There is no direct evidence that beta-blockers
improve mortality in burn
attenuate hypermetabolic states in burned children, and perioperative use in elective adult cases has beneficial effects, which suggests that beta-blockers
may also improve burn outcomes
. However, beta-blockers
decrease cardiac output and may decrease oxygen delivery, and theoretically may increase mortality. What is the effect of beta-blockers
time and mortality in burn
This was a retrospective cohort study.
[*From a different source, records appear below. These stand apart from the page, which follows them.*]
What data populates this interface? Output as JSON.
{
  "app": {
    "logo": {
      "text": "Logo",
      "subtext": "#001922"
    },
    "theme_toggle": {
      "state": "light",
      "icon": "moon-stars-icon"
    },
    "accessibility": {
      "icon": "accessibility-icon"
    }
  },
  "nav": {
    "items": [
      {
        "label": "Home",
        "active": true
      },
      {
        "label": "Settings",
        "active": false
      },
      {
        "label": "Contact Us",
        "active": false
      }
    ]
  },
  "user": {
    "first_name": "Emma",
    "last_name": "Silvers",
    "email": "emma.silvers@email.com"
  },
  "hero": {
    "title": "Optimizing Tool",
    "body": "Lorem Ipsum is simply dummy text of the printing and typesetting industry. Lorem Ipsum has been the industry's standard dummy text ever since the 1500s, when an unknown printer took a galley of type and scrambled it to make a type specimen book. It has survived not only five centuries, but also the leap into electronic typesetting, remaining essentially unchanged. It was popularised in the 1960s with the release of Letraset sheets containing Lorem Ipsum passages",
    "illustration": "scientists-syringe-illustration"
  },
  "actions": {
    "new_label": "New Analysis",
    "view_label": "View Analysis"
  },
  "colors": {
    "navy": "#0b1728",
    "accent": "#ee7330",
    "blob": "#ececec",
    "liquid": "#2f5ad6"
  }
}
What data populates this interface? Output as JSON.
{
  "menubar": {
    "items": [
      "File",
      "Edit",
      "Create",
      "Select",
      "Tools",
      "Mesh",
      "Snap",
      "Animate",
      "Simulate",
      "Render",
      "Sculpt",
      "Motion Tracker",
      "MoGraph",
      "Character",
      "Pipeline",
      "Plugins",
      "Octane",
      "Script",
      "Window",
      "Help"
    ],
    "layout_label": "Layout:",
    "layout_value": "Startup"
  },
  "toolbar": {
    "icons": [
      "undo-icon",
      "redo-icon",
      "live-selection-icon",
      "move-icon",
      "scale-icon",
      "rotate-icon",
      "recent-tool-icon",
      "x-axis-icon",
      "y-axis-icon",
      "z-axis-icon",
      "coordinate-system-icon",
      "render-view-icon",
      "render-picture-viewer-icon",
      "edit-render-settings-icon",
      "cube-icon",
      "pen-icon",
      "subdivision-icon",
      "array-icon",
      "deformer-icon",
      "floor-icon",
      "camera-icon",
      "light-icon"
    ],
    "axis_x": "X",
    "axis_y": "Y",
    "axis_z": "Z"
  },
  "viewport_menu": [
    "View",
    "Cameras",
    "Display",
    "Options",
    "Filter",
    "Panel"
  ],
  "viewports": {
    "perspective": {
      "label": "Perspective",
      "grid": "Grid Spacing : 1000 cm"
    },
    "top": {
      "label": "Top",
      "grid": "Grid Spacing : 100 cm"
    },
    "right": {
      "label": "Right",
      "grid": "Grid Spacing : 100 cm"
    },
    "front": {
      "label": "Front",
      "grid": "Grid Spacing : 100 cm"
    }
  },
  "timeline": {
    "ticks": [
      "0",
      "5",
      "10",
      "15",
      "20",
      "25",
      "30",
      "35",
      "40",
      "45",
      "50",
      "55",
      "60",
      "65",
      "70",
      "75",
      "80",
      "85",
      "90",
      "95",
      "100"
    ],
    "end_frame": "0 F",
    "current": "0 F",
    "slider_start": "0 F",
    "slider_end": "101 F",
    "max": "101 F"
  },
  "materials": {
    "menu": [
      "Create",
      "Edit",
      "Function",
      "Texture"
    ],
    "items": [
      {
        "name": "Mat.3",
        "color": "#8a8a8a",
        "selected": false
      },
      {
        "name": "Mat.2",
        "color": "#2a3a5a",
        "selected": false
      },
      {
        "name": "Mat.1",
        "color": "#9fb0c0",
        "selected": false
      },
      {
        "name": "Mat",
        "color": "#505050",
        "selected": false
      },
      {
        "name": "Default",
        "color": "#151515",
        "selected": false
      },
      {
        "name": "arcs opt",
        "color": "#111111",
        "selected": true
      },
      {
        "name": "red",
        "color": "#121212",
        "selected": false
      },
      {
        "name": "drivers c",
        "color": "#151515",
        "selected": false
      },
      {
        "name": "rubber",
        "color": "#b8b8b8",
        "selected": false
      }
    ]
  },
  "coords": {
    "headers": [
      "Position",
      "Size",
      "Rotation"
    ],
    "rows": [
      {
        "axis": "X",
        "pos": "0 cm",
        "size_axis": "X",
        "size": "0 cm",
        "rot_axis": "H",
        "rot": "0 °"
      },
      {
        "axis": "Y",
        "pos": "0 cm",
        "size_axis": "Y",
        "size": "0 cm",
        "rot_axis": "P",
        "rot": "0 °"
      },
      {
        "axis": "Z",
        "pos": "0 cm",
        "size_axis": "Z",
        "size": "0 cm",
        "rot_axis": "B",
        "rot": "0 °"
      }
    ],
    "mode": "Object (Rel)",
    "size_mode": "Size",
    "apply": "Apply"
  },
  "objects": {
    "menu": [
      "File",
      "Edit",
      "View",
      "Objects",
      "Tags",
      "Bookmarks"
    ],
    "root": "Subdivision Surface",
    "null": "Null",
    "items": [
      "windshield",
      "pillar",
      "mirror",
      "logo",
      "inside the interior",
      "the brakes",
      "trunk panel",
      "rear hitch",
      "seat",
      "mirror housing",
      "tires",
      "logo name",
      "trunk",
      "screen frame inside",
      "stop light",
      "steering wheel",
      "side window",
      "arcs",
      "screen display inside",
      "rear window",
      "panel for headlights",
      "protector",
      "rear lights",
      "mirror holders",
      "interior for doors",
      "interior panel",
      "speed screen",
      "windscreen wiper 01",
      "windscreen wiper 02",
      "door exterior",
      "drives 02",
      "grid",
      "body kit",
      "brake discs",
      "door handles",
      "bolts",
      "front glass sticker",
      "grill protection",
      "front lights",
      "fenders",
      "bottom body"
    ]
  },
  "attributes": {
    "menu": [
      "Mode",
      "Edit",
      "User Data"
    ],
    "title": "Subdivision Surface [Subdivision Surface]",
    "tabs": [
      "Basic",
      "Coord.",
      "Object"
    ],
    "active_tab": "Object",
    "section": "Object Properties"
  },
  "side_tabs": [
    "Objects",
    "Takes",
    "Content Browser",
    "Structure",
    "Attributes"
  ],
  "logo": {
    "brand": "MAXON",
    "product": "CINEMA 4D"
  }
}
We identified three cohorts of adult burn
patients between 1996 and 2001: all who were on beta-blockers
(BB) before their injury
(PMH BB); all who were initiated on BB during their hospitalization for management of hypertension or tachyarrhythmia (HOSP BB); and control, who were never treated with beta-blockers
. For each patient in the PMH BB and HOSP BB groups, two patients were placed in the control cohort by matching age and total body surface area burn
. Premorbid conditions such as diabetes, hypertension, cardiac disease, renal insufficiency, and diuretic and calcium channel blocker use were analyzed. Multivariate regression models were used to identify independent modifiers.
There were 21 PMH BB, 22 HOSP BB, and 86 control patients. All PMH BB patients remained on their BB regimen in the hospital. HOSP BB patients were initiated on beta-blockers
at a mean of 8.8 days postinjury. There were no differences in age (mean, 58 ± 17 years), total body surface area burned (mean, 14 ± 12%), or mechanism of injury
among the cohorts. The mortality rate was 5% for the PMH BB cohort, 27% for the HOSP BB cohort, and 13% for controls. The mean healing
times were 51 ± 29 days for PMH BB patients, 79 ± 54 days for HOSP BB patients, and 60 ± 39 for controls. In multivariate analyses, PMH BB was associated with a significant decrease in fatal outcome and healing
≤ 0.05 compared with control).
have the potential to improve adult burn outcomes
. Postinjury treatment should be studied in a randomized, clinical trial.